Displays the overall Boolean Formula circuit for a given oracle description.

Display just 1 time-step of the given oracle, i.e., one iteration of the u from exp_u, with no controls.

Display just 1 time-step of the walk algorithm for the given oracle, i.e., one iteration of walk, with no controls.

Display just 1 time-step of the diffuse algorithm for the given oracle, i.e., one iteration of diffuse, with no controls.

Display just 1 time-step of the oracle algorithm for the given oracle, i.e., one iteration of oracle, with no controls.

Display just 1 time-step of the undo_oracle algorithm for the given oracle, i.e., one iteration of undo_oracle, with no controls.

Display the circuit for the Hex algorithm, for the given oracle, i.e., one iteration of hex_oracle, with no controls.

Display the circuit for the Checkwin_red algorithm, for the given oracle, i.e., one iteration of checkwin_red_circuit, with no controls.

# Running the Boolean Formula Algorithm

The following functions define the way that the Boolean Formula Algorithm would be run, if we had access to a quantum computer. Indeed, the functions here interface with the QuantumSimulation quantum simulator so that they can be built.

Approximation of how the algorithm would be run if we had a quantum computer: uses QuantumSimulation run_generic_io function. The output of the algorithm will be all False only in the instance that the Blue player wins the game.

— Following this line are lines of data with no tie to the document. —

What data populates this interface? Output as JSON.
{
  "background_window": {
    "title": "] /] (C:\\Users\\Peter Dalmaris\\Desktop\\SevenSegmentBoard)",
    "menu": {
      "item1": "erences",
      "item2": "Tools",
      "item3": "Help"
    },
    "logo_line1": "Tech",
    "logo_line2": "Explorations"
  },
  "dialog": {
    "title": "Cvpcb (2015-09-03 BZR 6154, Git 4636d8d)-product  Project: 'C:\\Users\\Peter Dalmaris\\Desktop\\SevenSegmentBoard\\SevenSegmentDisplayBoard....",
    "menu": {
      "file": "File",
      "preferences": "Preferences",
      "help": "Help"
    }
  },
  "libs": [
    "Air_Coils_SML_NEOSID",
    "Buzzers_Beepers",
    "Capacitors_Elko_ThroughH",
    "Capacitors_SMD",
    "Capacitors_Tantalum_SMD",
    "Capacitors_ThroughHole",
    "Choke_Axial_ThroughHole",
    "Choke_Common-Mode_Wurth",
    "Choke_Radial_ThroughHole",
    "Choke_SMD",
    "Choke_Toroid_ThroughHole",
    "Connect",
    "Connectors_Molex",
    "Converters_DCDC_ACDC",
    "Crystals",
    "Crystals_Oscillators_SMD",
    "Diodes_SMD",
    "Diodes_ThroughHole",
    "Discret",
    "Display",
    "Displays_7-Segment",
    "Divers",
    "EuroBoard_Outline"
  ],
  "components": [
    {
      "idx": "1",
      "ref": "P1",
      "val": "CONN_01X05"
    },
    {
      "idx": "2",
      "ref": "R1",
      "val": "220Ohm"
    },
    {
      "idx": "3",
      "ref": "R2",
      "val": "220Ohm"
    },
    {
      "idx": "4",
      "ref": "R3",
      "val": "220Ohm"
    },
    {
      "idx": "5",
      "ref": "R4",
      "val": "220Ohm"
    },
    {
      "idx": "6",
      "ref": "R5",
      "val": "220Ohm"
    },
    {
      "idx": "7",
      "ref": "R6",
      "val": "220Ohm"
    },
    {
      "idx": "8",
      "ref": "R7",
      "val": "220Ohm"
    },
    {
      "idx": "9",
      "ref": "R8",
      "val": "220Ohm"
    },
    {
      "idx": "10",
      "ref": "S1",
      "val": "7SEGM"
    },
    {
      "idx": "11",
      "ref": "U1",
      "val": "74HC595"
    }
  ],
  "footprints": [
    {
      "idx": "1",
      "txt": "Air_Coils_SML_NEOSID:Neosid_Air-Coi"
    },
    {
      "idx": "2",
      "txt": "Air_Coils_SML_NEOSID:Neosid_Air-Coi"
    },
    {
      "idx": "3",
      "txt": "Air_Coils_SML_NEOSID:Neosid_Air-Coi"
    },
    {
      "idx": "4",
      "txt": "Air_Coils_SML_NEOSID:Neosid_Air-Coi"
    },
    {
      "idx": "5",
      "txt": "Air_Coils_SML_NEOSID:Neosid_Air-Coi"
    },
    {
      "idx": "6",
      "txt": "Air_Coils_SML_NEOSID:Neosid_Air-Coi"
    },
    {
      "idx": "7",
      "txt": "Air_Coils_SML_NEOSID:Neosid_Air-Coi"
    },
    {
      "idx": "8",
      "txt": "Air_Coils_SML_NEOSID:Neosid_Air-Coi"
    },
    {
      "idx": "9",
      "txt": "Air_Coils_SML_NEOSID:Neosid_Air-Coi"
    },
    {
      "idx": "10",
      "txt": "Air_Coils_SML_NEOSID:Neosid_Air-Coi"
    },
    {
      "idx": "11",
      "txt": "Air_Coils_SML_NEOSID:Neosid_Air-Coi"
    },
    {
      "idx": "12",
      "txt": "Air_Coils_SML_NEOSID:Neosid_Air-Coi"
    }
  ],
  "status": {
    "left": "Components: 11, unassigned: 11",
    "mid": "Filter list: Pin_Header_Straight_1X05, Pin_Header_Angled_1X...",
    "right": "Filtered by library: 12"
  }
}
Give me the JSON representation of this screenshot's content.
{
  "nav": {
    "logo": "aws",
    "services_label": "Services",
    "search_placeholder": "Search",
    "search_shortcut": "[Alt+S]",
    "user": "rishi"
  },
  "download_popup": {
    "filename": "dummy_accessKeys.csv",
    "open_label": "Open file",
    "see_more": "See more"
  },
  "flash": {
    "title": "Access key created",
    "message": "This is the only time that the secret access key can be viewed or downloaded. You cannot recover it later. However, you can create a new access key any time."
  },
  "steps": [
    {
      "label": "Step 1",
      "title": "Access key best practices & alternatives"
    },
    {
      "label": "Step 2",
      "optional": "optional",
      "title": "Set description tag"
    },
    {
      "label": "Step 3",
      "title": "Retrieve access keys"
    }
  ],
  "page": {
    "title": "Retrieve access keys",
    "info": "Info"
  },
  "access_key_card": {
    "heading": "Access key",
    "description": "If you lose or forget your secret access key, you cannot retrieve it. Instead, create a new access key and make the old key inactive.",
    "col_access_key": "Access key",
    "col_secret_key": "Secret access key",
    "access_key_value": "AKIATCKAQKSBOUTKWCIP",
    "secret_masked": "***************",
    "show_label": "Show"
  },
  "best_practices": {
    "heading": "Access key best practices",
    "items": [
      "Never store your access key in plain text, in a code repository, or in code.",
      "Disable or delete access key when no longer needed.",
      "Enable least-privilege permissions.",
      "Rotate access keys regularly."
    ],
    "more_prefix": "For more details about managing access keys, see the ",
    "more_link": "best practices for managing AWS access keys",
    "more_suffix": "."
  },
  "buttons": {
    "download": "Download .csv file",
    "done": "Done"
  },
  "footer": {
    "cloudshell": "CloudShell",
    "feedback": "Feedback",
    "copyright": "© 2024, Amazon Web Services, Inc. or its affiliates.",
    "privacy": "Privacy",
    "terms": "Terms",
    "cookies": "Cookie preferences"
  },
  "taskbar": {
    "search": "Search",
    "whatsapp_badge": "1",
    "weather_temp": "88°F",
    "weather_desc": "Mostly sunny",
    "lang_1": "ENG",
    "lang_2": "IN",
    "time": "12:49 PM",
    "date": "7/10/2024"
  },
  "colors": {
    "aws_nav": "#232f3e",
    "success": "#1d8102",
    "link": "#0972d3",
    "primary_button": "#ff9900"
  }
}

Display the result of main_bf, i.e., either "Red Wins", or "Blue Wins" is the output.

Run whoWins for the given oracle, and its "initial" board.